UM20-10: The Impact of Public Health Insurance on Financial Resources and Medical Expense Risk at Older Ages
We will estimate the total, Medicare, Medicaid, and out-of-pocket medical expenditures among the elderly across the income gradient. We will assess the risk of medical spending and how it is reduced through Medicaid and Medicare. We will also estimate the incidence of taxes paid to finance these programs and, thus, can calculate how much redistribution Medicaid and Medicare provide. We will then extend the analysis to other countries, including England. In doing so we can compare how medical spending risk in the U.S. compares with other countries. England’s health care system is in many ways similar to the U.S., as Medicare and the English National Health Service (NHS) cover most hospital expenditures but cover little of long-term care expenses. In contrast, in some countries, such as Denmark and the Netherlands, out-of-pocket expenditures for both hospital and long-term care are small. Finally, in other countries, such as Japan, the norm is a co-insurance rate for both hospital and long-term care. We will study how medical spending risks are mitigated through these different systems, and how the redistribution provided by the financing of these systems compares with one another. Ours will be the most systematic analysis to date of (1) the reduction in medical expense risk provided by Medicaid and Medicare by different income groups, (2) how the taxes needed to fund these programs are paid by different income groups, and (3) the first analysis for England and other countries and how they compare with the U.S.

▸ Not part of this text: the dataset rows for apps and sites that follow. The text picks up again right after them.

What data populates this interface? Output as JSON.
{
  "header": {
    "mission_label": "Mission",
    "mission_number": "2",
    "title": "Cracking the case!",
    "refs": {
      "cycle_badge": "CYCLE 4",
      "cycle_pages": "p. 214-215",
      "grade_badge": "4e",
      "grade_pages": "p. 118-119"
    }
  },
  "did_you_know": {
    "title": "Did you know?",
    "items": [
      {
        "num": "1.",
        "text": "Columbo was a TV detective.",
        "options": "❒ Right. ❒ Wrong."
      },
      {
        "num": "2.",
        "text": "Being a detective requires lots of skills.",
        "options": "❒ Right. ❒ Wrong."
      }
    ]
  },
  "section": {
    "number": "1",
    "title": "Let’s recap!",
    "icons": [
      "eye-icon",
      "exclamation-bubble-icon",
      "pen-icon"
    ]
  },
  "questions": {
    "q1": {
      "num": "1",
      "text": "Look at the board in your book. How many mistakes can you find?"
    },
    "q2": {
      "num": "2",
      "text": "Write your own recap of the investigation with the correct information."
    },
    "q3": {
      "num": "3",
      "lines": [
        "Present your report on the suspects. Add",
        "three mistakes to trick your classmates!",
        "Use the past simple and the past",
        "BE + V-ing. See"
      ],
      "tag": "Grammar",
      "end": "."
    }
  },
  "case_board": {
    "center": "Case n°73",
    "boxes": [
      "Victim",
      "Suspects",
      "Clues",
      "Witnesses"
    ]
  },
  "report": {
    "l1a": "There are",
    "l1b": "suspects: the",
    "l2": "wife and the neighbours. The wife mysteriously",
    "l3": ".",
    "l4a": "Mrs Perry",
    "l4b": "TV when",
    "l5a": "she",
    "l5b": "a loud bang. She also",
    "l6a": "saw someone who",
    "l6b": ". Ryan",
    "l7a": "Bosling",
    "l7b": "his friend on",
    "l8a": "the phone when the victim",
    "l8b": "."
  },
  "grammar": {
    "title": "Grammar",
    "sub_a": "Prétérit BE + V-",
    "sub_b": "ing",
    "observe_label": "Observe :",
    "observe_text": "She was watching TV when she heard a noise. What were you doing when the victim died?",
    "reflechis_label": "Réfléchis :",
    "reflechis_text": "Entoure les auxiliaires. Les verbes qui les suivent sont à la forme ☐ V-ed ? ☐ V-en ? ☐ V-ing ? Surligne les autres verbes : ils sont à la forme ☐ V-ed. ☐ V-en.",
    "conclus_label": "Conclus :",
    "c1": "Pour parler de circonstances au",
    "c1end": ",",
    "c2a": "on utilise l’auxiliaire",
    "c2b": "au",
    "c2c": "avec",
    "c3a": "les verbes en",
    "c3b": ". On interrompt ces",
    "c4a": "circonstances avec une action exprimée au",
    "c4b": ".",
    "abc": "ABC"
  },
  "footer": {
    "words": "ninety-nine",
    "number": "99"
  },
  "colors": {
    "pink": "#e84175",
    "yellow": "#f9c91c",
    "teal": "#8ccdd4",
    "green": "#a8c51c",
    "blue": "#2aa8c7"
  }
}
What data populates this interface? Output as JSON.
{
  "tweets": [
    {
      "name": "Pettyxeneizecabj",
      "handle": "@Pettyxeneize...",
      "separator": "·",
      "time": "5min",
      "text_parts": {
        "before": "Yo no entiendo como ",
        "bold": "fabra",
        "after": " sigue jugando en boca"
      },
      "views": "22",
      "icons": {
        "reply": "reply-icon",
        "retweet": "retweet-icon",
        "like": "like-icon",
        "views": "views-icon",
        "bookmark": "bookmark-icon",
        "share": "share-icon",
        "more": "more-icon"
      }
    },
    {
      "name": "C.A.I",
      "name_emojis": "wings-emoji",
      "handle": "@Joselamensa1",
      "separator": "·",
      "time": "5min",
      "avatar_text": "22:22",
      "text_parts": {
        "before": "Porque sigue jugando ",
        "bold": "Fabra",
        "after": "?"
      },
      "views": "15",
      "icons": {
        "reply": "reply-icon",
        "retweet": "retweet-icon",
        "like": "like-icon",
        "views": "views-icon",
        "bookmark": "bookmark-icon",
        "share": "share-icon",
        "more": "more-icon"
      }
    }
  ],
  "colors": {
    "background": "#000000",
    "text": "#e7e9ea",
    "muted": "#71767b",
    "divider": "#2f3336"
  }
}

- How Redistributive Are Public Health Care Schemes? Evidence from Medicare and Medicaid in Old Age (Research Brief)
- How Redistributive Are Public Health Care Schemes? Evidence from Medicare and Medicaid in Old Age (Working Paper)